Philipp Rotmann is a director of the Global Public Policy Institute (GPPi) in Berlin, where he leads the work on peace and security. His interests include how to better anticipate, prevent and reduce mass violence, including through peace operations, stabilization programs, improving security governance, monitoring and evaluation, and how Germany and the European Union could contribute more effectively to these efforts. His latest book is Krieg vor der Haustür: Die Gewalt in Europas Nachbarschaft und was wir dagegen tun können, written with Sarah Brockmeier. He is a member of the German Federal Foreign Office’s independent evaluation panel and co-directs GPPi’s PeaceLab project.
Philipp served as a senior political adviser with the NATO-led International Security Assistance Force in Afghanistan, worked in the German Federal Foreign Office on the Afghanistan-Pakistan task force, contributed as a consultant to the UN Department for Peacekeeping Operations, and collaborated with the Organization for Security and Cooperation in Europe (OSCE) in Bosnia and Herzegovina. Previously, he developed web applications and co-managed a small IT company.
Philipp has been a guest on a number of German and international television programs, including Al Jazeera, the BBC and ZDF. His commentary has appeared in a wide array of news outlets, such as the International New York Times, Project Syndicate and DIE WELT. Additional publications include Changing Security Governance: Lessons for External Support (2018), Stabilization: Doctrine, Organization and Practice (2014), and The New World of UN Peace Operations: Learning to Build Peace? (Oxford University Press, 2011).
Philipp studied economics, political science and law for his bachelor’s degree in Erfurt and Essex, and international relations for his master’s degree in in Berlin and Potsdam. From 2008 to 2010, he was a McCloy Scholar at Harvard’s Kennedy School of Government, where he received a master’s degree in public administration.
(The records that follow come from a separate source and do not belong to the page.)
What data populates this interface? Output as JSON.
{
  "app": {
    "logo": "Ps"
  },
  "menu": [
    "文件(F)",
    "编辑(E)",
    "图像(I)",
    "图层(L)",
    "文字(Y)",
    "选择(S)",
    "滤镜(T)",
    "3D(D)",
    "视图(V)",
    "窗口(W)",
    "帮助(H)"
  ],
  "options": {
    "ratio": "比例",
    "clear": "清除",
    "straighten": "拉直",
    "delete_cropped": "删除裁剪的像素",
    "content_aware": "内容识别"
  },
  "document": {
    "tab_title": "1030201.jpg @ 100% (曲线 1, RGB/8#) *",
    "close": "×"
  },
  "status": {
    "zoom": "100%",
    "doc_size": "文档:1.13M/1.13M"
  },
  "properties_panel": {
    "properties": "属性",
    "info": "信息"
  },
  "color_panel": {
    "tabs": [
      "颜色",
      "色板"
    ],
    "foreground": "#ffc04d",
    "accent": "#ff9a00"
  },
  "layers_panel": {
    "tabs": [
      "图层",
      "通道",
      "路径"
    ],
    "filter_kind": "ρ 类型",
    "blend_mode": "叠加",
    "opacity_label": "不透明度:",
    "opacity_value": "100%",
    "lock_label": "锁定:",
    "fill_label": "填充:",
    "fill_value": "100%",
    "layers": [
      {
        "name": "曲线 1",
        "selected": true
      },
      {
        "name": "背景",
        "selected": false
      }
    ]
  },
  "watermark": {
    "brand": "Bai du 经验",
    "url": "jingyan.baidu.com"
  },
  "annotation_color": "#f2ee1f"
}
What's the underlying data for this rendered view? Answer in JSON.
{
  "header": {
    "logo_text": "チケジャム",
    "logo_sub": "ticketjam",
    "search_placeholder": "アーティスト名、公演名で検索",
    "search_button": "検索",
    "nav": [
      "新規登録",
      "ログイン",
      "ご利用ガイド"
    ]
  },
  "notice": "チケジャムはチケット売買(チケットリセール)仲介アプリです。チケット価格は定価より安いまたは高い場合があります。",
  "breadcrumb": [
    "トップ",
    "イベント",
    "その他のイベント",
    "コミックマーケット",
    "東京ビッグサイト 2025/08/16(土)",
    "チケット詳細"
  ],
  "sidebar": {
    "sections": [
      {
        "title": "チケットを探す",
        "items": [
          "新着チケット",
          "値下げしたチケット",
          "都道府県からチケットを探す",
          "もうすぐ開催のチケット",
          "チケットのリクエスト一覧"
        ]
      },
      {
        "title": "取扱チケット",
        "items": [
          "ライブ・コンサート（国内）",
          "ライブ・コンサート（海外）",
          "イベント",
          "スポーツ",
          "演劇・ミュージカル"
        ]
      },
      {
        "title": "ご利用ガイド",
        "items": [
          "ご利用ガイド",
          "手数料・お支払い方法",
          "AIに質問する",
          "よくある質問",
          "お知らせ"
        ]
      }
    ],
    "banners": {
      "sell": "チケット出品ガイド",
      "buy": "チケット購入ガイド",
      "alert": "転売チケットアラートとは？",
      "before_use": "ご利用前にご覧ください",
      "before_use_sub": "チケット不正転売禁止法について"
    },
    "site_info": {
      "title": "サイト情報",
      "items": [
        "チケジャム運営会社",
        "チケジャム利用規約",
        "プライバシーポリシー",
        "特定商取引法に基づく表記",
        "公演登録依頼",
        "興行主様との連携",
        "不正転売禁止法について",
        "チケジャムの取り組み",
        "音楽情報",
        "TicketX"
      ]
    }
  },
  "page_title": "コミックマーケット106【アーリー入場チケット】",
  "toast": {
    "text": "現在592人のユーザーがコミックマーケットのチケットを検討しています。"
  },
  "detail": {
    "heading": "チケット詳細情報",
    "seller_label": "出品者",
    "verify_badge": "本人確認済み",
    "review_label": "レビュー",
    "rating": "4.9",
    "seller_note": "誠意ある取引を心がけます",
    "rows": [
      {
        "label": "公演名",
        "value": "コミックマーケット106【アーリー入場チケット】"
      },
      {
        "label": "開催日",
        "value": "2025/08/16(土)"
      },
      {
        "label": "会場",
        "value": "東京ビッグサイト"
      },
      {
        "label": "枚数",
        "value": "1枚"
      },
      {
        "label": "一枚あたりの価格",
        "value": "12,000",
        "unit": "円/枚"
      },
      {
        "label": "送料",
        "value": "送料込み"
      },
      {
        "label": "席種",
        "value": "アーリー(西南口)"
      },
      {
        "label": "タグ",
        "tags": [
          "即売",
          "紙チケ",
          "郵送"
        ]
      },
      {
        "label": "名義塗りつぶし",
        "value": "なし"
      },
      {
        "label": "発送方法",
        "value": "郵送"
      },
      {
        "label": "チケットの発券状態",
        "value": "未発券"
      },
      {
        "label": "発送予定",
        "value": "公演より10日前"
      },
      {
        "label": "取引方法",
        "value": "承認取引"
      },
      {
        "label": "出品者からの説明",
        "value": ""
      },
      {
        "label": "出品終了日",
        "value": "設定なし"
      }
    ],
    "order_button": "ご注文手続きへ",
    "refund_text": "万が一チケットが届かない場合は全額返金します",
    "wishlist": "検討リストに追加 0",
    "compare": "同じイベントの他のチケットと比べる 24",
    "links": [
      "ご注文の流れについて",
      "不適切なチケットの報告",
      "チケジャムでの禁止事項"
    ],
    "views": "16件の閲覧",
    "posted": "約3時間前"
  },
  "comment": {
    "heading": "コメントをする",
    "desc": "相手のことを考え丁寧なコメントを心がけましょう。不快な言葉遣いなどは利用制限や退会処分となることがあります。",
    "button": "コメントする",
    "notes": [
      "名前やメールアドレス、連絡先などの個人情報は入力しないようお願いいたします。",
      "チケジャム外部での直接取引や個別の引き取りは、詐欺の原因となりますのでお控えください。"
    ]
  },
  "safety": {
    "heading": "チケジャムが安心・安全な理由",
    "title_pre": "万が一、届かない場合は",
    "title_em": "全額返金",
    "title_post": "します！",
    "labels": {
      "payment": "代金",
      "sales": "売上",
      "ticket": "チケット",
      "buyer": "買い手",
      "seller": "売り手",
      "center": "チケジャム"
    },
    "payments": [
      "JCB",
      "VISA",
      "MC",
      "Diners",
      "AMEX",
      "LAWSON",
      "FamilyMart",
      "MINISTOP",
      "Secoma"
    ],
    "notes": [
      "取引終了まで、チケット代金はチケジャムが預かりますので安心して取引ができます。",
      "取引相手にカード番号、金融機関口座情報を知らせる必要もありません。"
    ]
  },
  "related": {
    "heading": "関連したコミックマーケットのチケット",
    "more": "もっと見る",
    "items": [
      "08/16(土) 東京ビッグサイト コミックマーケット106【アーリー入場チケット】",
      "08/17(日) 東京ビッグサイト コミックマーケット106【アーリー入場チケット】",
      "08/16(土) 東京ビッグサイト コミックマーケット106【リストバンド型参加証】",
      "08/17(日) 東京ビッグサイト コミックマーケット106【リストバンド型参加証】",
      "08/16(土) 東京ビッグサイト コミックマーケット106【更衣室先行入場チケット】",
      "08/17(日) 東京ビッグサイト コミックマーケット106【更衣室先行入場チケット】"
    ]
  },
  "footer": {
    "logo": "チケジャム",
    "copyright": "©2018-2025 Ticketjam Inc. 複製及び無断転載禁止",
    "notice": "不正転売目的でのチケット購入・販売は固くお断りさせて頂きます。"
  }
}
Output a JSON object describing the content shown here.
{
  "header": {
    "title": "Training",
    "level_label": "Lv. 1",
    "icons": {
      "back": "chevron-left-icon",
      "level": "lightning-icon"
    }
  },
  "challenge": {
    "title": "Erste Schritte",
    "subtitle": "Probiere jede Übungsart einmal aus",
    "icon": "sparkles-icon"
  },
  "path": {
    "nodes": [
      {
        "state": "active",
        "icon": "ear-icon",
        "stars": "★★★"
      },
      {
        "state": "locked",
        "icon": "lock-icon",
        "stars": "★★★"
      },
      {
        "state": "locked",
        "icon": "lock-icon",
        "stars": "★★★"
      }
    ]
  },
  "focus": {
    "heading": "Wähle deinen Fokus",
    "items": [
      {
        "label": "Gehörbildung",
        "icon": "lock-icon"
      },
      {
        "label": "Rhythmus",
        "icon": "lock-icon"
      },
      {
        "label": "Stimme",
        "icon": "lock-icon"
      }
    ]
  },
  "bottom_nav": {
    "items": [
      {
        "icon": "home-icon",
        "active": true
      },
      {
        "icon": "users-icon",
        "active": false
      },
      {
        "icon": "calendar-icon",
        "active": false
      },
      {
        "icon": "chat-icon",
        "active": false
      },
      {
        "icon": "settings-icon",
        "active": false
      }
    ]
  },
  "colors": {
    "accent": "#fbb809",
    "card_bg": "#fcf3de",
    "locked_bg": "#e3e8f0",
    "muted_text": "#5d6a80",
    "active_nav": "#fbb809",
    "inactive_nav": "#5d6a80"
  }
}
His studies were supported by scholarships from Harvard University, the German National Academic Foundation, the German Academic Exchange Service (DAAD), and the Haniel Foundation.